Exercise —
Search the data for the string "this" and copy each line where it turns up.

Stored data:
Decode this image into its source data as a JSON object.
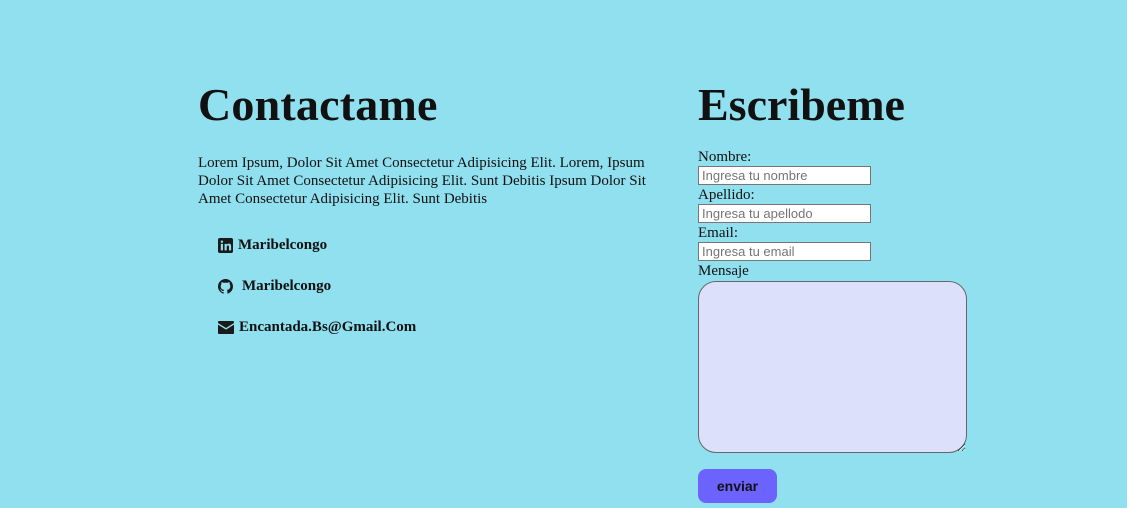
{
  "contact": {
    "title": "Contactame",
    "description": "Lorem Ipsum, Dolor Sit Amet Consectetur Adipisicing Elit. Lorem, Ipsum Dolor Sit Amet Consectetur Adipisicing Elit. Sunt Debitis Ipsum Dolor Sit Amet Consectetur Adipisicing Elit. Sunt Debitis",
    "links": [
      {
        "icon": "linkedin-icon",
        "label": "Maribelcongo"
      },
      {
        "icon": "github-icon",
        "label": "Maribelcongo"
      },
      {
        "icon": "envelope-icon",
        "label": "Encantada.Bs@Gmail.Com"
      }
    ]
  },
  "form": {
    "title": "Escribeme",
    "name_label": "Nombre:",
    "name_placeholder": "Ingresa tu nombre",
    "lastname_label": "Apellido:",
    "lastname_placeholder": "Ingresa tu apellodo",
    "email_label": "Email:",
    "email_placeholder": "Ingresa tu email",
    "message_label": "Mensaje",
    "submit_label": "enviar"
  },
  "colors": {
    "background": "#90e0ef",
    "textarea_bg": "#dde0fa",
    "button_bg": "#6c63ff"
  }
}
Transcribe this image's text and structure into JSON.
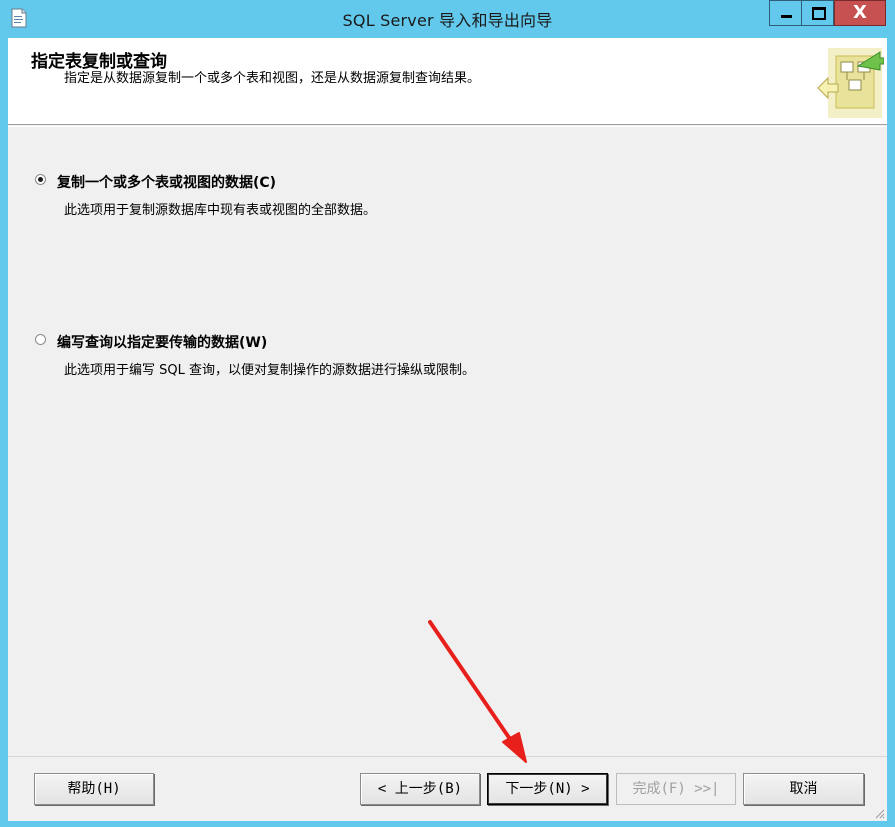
{
  "window": {
    "title": "SQL Server 导入和导出向导",
    "close_glyph": "X"
  },
  "header": {
    "title": "指定表复制或查询",
    "subtitle": "指定是从数据源复制一个或多个表和视图，还是从数据源复制查询结果。"
  },
  "options": [
    {
      "label": "复制一个或多个表或视图的数据(C)",
      "description": "此选项用于复制源数据库中现有表或视图的全部数据。",
      "selected": true
    },
    {
      "label": "编写查询以指定要传输的数据(W)",
      "description": "此选项用于编写 SQL 查询，以便对复制操作的源数据进行操纵或限制。",
      "selected": false
    }
  ],
  "buttons": {
    "help": "帮助(H)",
    "back": "< 上一步(B)",
    "next": "下一步(N) >",
    "finish": "完成(F) >>|",
    "cancel": "取消"
  },
  "colors": {
    "titlebar": "#63c9ec",
    "close": "#c75050",
    "annotation_arrow": "#e8201c"
  },
  "icons": {
    "app": "document-icon",
    "header": "wizard-graphic-icon"
  }
}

Task solution —
Decode this image into its source data as a JSON object.
Transcribe this image's text and structure into JSON.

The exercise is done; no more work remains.